With his journey coming to an end, Haigh asks himself why humans go on pilgrimages. In his words, “there is a wonderful simplicity about a pilgrimage. Each morning you rise and put on the same clothes …. You break your fast, hoist your pack onto your shoulders, and hit the road.” As you walk, you ponder and philosophize. Haigh’s journey took him beyond his physical destination, to a Pilgrims’ Way of the mind and soul. On Foot to Canterbury did the same thing for me. 

Off-the-beaten Track

Under The Holy Lake by Ken Haigh, 2008. University of Alberta Press.

Reviewed by A.M. Potter. ® 2019.

Those who know me, know I’m a big fan of travelogues featuring distant lands.

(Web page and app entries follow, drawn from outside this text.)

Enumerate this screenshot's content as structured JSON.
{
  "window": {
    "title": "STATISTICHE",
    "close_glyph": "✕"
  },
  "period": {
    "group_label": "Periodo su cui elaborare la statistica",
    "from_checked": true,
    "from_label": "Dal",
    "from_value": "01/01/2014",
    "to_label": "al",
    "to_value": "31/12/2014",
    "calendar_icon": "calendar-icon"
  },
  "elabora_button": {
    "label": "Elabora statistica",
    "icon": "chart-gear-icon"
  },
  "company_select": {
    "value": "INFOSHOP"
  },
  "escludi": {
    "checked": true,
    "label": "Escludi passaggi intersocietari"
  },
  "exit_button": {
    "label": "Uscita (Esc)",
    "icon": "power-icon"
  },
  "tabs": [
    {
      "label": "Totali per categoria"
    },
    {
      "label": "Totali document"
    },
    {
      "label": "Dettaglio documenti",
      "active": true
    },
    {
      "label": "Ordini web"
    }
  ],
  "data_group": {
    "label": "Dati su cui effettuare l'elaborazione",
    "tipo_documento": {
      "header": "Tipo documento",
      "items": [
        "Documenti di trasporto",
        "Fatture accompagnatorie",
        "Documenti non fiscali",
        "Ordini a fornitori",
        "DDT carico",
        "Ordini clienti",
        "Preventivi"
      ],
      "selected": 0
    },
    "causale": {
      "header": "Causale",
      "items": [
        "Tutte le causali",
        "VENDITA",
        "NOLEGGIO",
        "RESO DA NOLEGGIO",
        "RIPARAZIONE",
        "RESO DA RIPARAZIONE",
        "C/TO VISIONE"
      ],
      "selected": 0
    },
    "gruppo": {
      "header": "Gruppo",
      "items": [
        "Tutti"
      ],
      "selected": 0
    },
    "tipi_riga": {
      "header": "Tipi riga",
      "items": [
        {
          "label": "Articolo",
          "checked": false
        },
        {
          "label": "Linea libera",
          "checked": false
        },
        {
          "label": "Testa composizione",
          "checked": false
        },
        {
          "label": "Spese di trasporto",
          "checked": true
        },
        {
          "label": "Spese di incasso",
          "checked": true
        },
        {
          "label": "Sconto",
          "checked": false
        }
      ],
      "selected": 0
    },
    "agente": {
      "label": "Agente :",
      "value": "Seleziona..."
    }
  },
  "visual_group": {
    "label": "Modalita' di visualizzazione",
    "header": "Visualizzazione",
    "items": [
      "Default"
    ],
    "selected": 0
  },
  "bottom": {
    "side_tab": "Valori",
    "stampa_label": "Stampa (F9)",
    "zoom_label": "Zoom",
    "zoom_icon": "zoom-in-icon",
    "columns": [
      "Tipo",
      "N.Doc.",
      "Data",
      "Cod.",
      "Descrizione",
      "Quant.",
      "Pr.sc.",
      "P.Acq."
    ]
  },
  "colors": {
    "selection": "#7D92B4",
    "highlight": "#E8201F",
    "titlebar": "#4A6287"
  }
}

Few countries are as remote as Bhutan.

Under The Holy Lake presents a captivating memoir of two years in Bhutan. The prose is polished and whip-sharp. The author, Ken Haigh, is thoughtful and learned without being pedantic. The memoir is entertaining, at times light and effusive, yet also profound and intensely satisfying. What does it say?

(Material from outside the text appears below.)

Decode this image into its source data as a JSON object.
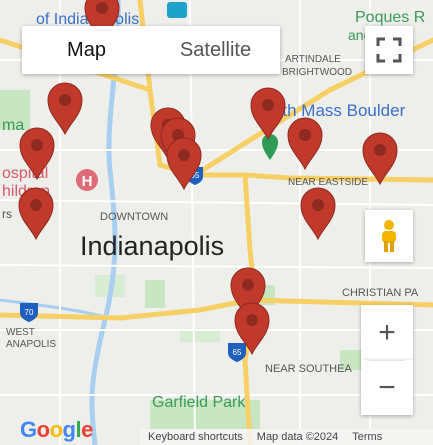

Go to Bhutan. (Or, if not Bhutan, any place off-the-beaten track.) Live there, work there. If you can go when you’re young, all the better. It will stay with you for the rest of your life. Approach the new land slowly. Accept it warts et al; in the case of Bhutan, torrential rain, foot-long poisonous centipedes, and confusing social mores, to name a few.

Haigh certainly accepted it. His time as a teacher in Khaling, Eastern Bhutan, is a study in cultural adaptation, always a long and arduous road, and not always successfully traversed. He came to cherish Khaling – the valley under the holy lake – and the Bhutanese people. I won’t elaborate on the book’s narrative trajectory. I rarely do. Instead, I’ll say: “Read for yourself.” Experience the real Bhutan, from a to z: ara (corn-mash whisky) to zhugcho (please, sit).

PS: Haigh tells of two years in the late 1980s. Of course, places never stay the same. Bhutan is still 12,000 km from central Canada, but it is no longer distant in time. No place is.

Click to view Under The Holy Lake.